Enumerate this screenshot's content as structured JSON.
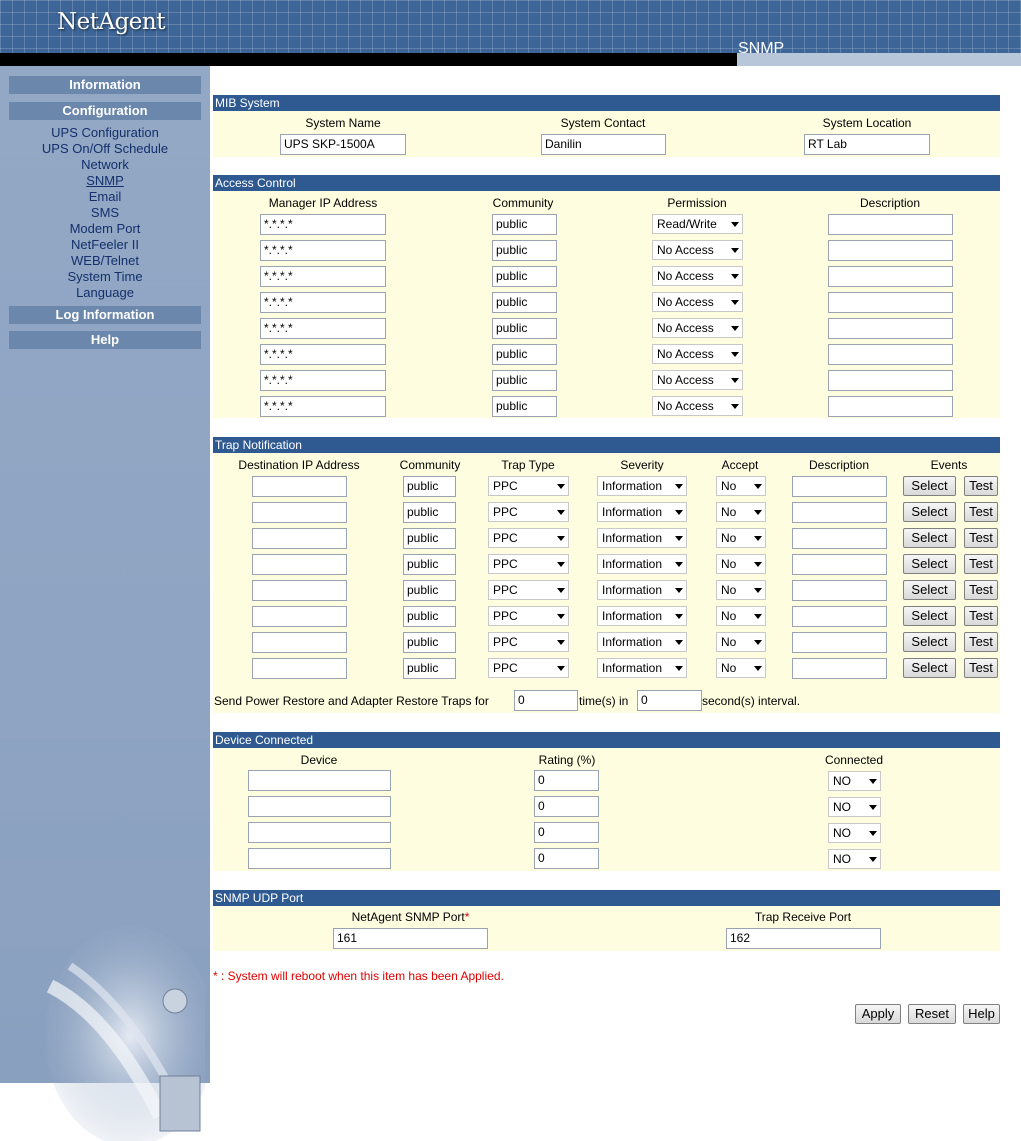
{
  "header": {
    "logo": "NetAgent",
    "page_name": "SNMP"
  },
  "sidebar": {
    "heads": [
      "Information",
      "Configuration",
      "Log Information",
      "Help"
    ],
    "links": [
      "UPS Configuration",
      "UPS On/Off Schedule",
      "Network",
      "SNMP",
      "Email",
      "SMS",
      "Modem Port",
      "NetFeeler II",
      "WEB/Telnet",
      "System Time",
      "Language"
    ],
    "current": "SNMP"
  },
  "mib": {
    "title": "MIB System",
    "headers": [
      "System Name",
      "System Contact",
      "System Location"
    ],
    "values": [
      "UPS SKP-1500A",
      "Danilin",
      "RT Lab"
    ]
  },
  "access": {
    "title": "Access Control",
    "headers": [
      "Manager IP Address",
      "Community",
      "Permission",
      "Description"
    ],
    "rows": [
      {
        "ip": "*.*.*.*",
        "community": "public",
        "permission": "Read/Write",
        "description": ""
      },
      {
        "ip": "*.*.*.*",
        "community": "public",
        "permission": "No Access",
        "description": ""
      },
      {
        "ip": "*.*.*.*",
        "community": "public",
        "permission": "No Access",
        "description": ""
      },
      {
        "ip": "*.*.*.*",
        "community": "public",
        "permission": "No Access",
        "description": ""
      },
      {
        "ip": "*.*.*.*",
        "community": "public",
        "permission": "No Access",
        "description": ""
      },
      {
        "ip": "*.*.*.*",
        "community": "public",
        "permission": "No Access",
        "description": ""
      },
      {
        "ip": "*.*.*.*",
        "community": "public",
        "permission": "No Access",
        "description": ""
      },
      {
        "ip": "*.*.*.*",
        "community": "public",
        "permission": "No Access",
        "description": ""
      }
    ]
  },
  "trap": {
    "title": "Trap Notification",
    "headers": [
      "Destination IP Address",
      "Community",
      "Trap Type",
      "Severity",
      "Accept",
      "Description",
      "Events"
    ],
    "rows": [
      {
        "ip": "",
        "community": "public",
        "type": "PPC",
        "severity": "Information",
        "accept": "No",
        "description": ""
      },
      {
        "ip": "",
        "community": "public",
        "type": "PPC",
        "severity": "Information",
        "accept": "No",
        "description": ""
      },
      {
        "ip": "",
        "community": "public",
        "type": "PPC",
        "severity": "Information",
        "accept": "No",
        "description": ""
      },
      {
        "ip": "",
        "community": "public",
        "type": "PPC",
        "severity": "Information",
        "accept": "No",
        "description": ""
      },
      {
        "ip": "",
        "community": "public",
        "type": "PPC",
        "severity": "Information",
        "accept": "No",
        "description": ""
      },
      {
        "ip": "",
        "community": "public",
        "type": "PPC",
        "severity": "Information",
        "accept": "No",
        "description": ""
      },
      {
        "ip": "",
        "community": "public",
        "type": "PPC",
        "severity": "Information",
        "accept": "No",
        "description": ""
      },
      {
        "ip": "",
        "community": "public",
        "type": "PPC",
        "severity": "Information",
        "accept": "No",
        "description": ""
      }
    ],
    "select_label": "Select",
    "test_label": "Test",
    "restore_prefix": "Send Power Restore and Adapter Restore Traps for",
    "restore_times": "0",
    "restore_mid": "time(s) in",
    "restore_seconds": "0",
    "restore_suffix": "second(s) interval."
  },
  "device": {
    "title": "Device Connected",
    "headers": [
      "Device",
      "Rating (%)",
      "Connected"
    ],
    "rows": [
      {
        "device": "",
        "rating": "0",
        "connected": "NO"
      },
      {
        "device": "",
        "rating": "0",
        "connected": "NO"
      },
      {
        "device": "",
        "rating": "0",
        "connected": "NO"
      },
      {
        "device": "",
        "rating": "0",
        "connected": "NO"
      }
    ]
  },
  "udp": {
    "title": "SNMP UDP Port",
    "headers": [
      "NetAgent SNMP Port",
      "Trap Receive Port"
    ],
    "star": "*",
    "values": [
      "161",
      "162"
    ]
  },
  "note": {
    "star": "*",
    "text": " : System will reboot when this item has been Applied."
  },
  "buttons": {
    "apply": "Apply",
    "reset": "Reset",
    "help": "Help"
  },
  "colors": {
    "section_bar": "#2f5a91",
    "section_bg": "#fffde0",
    "sidebar": "#92a8c5",
    "note": "#e00000"
  }
}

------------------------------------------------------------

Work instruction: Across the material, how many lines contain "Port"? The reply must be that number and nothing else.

Result of this task: 4